Biographical / Historical
Jay DeFeo (1929-1989) lived and worked in Northern California where she was a prominent figure in the San Francisco Bay Area art scene as a painter in the progressive art community. She identified her artistic style as expressionist and symbolist.
DeFeo was born in Hanover, New Hampshire, and was three years old when her family moved to the Bay Area. She attended the University of California Berkeley and earned an Associate's Degree in 1948, a B.A. in 1950 and a M.A. in Fine Arts in 1951. After earning the M.A. she took 18 months to travel in France, Spain, northern Africa, and Italy. She spent 6 months in Florence where she painted and produced her first important body of work. DeFeo returned to San Francisco at the end of her trip.
DeFeo married fellow artist Wally Hedrick in 1954. They settled in a large Victorian flat at 2322 Fillmore Street and actively participated in Beat counter culture. DeFeo and Hedrick counted many artists among their friends and colleagues, including musicians, painters, poets, and photographers. They threw large parties with hundreds of guests. DeFeo produced a range of works during her four-decade long career. She began working on her most celebrated and massive painting, The Rose, in the Fillmore flat.

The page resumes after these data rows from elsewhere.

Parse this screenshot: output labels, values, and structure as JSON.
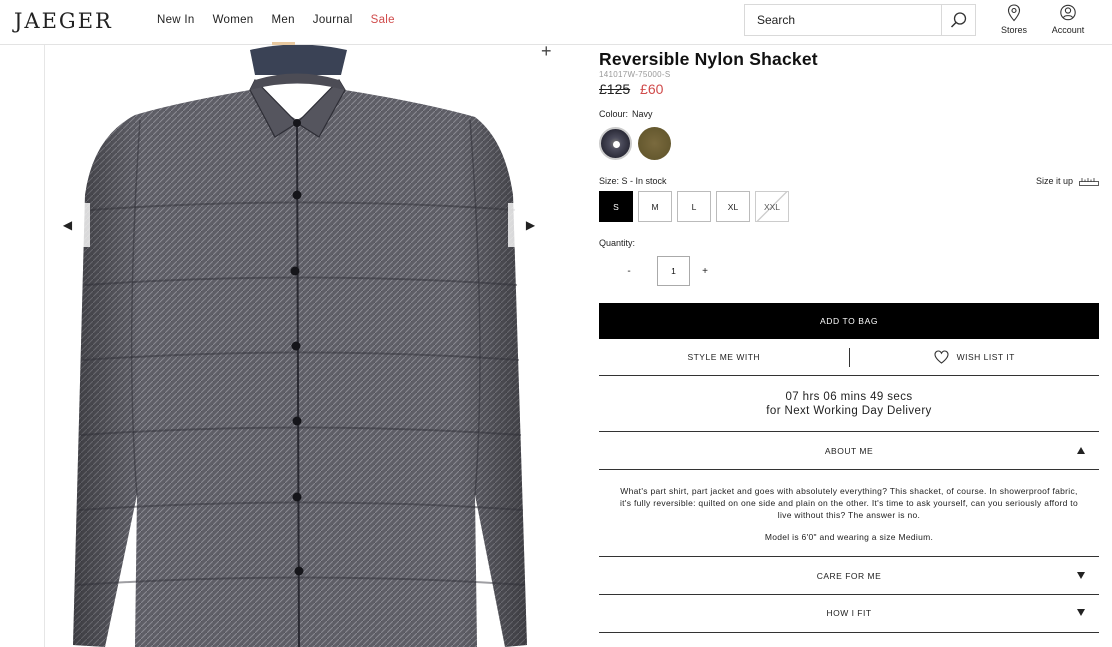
{
  "header": {
    "logo": "JAEGER",
    "nav": [
      {
        "label": "New In"
      },
      {
        "label": "Women"
      },
      {
        "label": "Men",
        "active": true
      },
      {
        "label": "Journal"
      },
      {
        "label": "Sale",
        "sale": true
      }
    ],
    "search_placeholder": "Search",
    "stores_label": "Stores",
    "account_label": "Account"
  },
  "gallery": {
    "prev_icon": "caret-left-icon",
    "next_icon": "caret-right-icon",
    "zoom_icon": "plus-icon"
  },
  "product": {
    "title": "Reversible Nylon Shacket",
    "sku": "141017W-75000-S",
    "price_old": "£125",
    "price_new": "£60",
    "colour_label": "Colour:",
    "colour_value": "Navy",
    "size_label": "Size: S - In stock",
    "size_it_up": "Size it up",
    "sizes": [
      "S",
      "M",
      "L",
      "XL",
      "XXL"
    ],
    "quantity_label": "Quantity:",
    "qty_minus": "-",
    "qty_value": "1",
    "qty_plus": "+",
    "add_to_bag": "ADD TO BAG",
    "style_me_with": "STYLE ME WITH",
    "wish_list_it": "WISH LIST IT",
    "delivery_line1": "07 hrs 06 mins 49 secs",
    "delivery_line2": "for Next Working Day Delivery",
    "about_me": "ABOUT ME",
    "about_text": "What's part shirt, part jacket and goes with absolutely everything? This shacket, of course. In showerproof fabric, it's fully reversible: quilted on one side and plain on the other. It's time to ask yourself, can you seriously afford to live without this? The answer is no.",
    "model_text": "Model is 6'0\" and wearing a size Medium.",
    "care_for_me": "CARE FOR ME",
    "how_i_fit": "HOW I FIT"
  },
  "colors": {
    "sale": "#d04b4b",
    "nav_active_underline": "#e8c9a0",
    "button_bg": "#000000"
  }
}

In the mid-1960s, DeFeo began teaching at the San Francisco Art Institute. She and Wally Hedrick divorced in 1969, and she moved to Larkspur in Marin County to regroup from personal set-backs and the draining experience of working on The Rose. In 1980 she joined the art faculty at Mills College. She maintained personal and professional correspondences with many people, and her papers include letters about conservation efforts for The Rose.